Charlton Greenwood Ogburn (19 Aug 1882, Butler, Georgia – 26 Feb 1962) was a lawyer who became a noted advocate for the Oxfordian theory of Shakespeare authorship, which asserts that Edward de Vere, 17th Earl of Oxford was the real author of Shakespeare's works.

Family[edit]

Ogburn was the son of yet another Charlton Greenwood Ogburn and Irene Florence Wynn. His brother William Fielding Ogburn (June 29, 1886 – April 27, 1959) became an influential sociologist responsible for popularizing the idea of "culture lag" to describe the difficulties cultures have in adjusting to new technology or other changes. Charlton Ogburn married (8 Jun 1910 in Atlanta, GA) Dorothy Stevens, born 8 Jun 1890 in Atlanta, daughter of George Webb Stevens and Abbie Dyson Bean.

Oxfordian activity[edit]

Ogburn was drawn into the Shakespeare authorship question when leading Oxfordian Charles Wisner Barrell approached him for assistance in a lawsuit against Folger Shakespeare Library Director Giles Dawson for libel in response to comments made after Barrell published in Scientific American an article claiming that the Ashbourne portrait of "Shakespeare" was an overpainted original of Edward de Vere. The case was eventually settled out of court.[1]

After representing Barrell in the case against Dawson, Ogburn and his wife Dorothy both became very involved in the organizations devoted to Oxfordian theory and the Shakespearean authorship question. They subsequently published two books on the subject together, The Renaissance Man of England (1947) and This Star of England (New York, Howard McCann, 1952), both of which argued in favor of Oxford's authorship. In the 1930s Dorothy had also published mystery novels set in Georgia.

Charlton and Dorothy's son, also named Charlton Ogburn (sometimes distinguished as "Jr."), after serving as the communications officer for Merrill's Marauders, became a noted State Department Analyst and non-fiction writer. He continued his parents' interest in Oxfordianism and wrote several more books on the subject.

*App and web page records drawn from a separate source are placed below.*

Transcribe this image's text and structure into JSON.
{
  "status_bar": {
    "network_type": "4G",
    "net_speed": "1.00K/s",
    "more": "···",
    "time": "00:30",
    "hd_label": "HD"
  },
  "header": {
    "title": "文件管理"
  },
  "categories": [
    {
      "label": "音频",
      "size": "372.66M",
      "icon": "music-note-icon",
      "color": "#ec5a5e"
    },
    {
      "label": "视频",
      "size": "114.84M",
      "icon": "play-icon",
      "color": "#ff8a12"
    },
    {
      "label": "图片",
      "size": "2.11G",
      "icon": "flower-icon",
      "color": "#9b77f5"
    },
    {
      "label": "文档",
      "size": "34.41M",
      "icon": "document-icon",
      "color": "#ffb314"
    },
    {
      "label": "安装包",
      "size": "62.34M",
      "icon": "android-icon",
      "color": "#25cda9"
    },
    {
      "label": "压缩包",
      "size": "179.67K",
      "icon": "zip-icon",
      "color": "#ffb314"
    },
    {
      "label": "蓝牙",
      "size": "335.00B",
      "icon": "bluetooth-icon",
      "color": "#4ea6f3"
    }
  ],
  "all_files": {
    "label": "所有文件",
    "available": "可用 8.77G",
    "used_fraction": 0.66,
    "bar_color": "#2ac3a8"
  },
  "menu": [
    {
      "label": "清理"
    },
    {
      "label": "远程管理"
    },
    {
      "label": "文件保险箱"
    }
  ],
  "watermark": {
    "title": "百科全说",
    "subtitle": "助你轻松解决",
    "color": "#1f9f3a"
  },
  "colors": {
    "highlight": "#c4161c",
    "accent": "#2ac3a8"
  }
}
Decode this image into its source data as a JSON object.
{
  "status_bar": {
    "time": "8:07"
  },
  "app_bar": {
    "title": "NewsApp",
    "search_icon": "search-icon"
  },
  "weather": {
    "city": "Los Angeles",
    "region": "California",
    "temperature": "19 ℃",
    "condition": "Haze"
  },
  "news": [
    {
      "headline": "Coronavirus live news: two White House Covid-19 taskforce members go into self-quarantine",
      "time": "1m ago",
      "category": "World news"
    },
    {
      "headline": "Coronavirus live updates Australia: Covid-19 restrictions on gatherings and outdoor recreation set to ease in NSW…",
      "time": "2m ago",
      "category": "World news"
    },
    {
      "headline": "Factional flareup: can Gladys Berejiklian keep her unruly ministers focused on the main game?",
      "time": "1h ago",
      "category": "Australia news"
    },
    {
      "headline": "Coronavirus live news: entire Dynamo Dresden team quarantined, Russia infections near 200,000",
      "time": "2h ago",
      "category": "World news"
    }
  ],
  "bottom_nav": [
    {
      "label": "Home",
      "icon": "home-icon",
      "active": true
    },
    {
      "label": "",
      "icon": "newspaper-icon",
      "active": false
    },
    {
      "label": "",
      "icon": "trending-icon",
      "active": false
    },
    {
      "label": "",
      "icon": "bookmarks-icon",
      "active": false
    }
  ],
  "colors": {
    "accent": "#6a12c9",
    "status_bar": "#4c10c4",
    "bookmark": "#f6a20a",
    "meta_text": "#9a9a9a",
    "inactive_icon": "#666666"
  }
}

He co-wrote a book with his mother Shakespeare: The Man Behind the Name (1962). However, he later distanced himself from his parents' advocacy of what became known as Prince Tudor theory, the belief that Oxford had a son with Queen Elizabeth I.

References[edit]

  1. ^ William L.Pressly, A Catalogue of Paintings in the Folger Shakespeare Library, Yale University Press, 1993, p.62, n 20

Sources[edit]